Insurance providers traditionally get slack for being behind the curve in technology but in this instance that is far from the case as American insurance company USAA aims to use drones to speed up the claims process.
"One of the areas we are looking to use these in is before and after natural disasters," said Kathleen Swain, USAA property and casualty group underwriter and commercial pilot.
USAA recently filed a request with the Federal Aviation Administration (FAA) to allow them to start testing unmanned aircraft to see how they could be used most effectively in the case of a natural disaster.
By law the FAA has to respond to USAA’s request within 120 days of the filing.
"It's sometimes much quicker to get the machine out to these disaster zones than a human body. This could help speed up the process and help put them back to where they were before the claims event," Swain said.
The USAA has partnered with Precision Hawk, a provider of user-friendly tools for high quality data collection and processing, who designed the five pound drone they intend to use.
The Faa has come under scrutiny recently based on its controversial policy to keep a tight rein on using commercial drones in the U.S. Nevertheless, Congress, backed by several prominent industries, has been pushing the FAA to implement the infrastructure to allow drone use for business purposes.

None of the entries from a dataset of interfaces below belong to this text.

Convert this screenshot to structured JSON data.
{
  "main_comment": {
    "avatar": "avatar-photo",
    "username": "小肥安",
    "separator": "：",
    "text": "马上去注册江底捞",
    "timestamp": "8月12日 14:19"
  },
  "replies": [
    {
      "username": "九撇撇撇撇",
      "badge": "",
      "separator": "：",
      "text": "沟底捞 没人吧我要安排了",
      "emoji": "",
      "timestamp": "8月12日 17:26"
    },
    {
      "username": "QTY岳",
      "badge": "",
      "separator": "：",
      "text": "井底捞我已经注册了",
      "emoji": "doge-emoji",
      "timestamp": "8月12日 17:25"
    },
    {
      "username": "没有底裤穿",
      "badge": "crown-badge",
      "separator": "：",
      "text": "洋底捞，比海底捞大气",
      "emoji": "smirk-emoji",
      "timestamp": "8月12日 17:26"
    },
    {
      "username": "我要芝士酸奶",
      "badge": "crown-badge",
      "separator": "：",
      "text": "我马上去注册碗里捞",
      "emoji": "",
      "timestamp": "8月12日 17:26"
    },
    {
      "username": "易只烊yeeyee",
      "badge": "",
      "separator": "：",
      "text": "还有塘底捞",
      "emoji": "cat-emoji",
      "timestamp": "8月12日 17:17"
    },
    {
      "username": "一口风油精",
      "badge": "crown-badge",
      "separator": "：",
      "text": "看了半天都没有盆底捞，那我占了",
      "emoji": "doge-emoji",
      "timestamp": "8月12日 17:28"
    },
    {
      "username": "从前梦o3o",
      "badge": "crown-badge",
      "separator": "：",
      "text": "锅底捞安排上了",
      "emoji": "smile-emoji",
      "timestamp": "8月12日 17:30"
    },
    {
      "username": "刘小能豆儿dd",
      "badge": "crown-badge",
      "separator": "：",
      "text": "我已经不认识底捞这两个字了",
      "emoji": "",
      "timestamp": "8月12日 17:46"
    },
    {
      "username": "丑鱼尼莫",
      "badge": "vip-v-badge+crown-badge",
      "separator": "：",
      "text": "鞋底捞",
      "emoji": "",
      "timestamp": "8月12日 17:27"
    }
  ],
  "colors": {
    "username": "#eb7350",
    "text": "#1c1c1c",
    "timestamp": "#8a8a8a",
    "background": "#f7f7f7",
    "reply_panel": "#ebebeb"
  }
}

Until recently only a handful of companies operating in the Arctic have the FAA's permission to operate drones commercially.
All the testing will be done on the USAA’s privately owned campus land in San Antonio that is uninhabited.
In September, however, the U.S. government gave six movie and television production companies permission to use drones for filming.
Tech giants like Amazon and Google hope to someday use the technology for deliveries and other industries like real estate companies aim to use the unmanned aircraft for photography.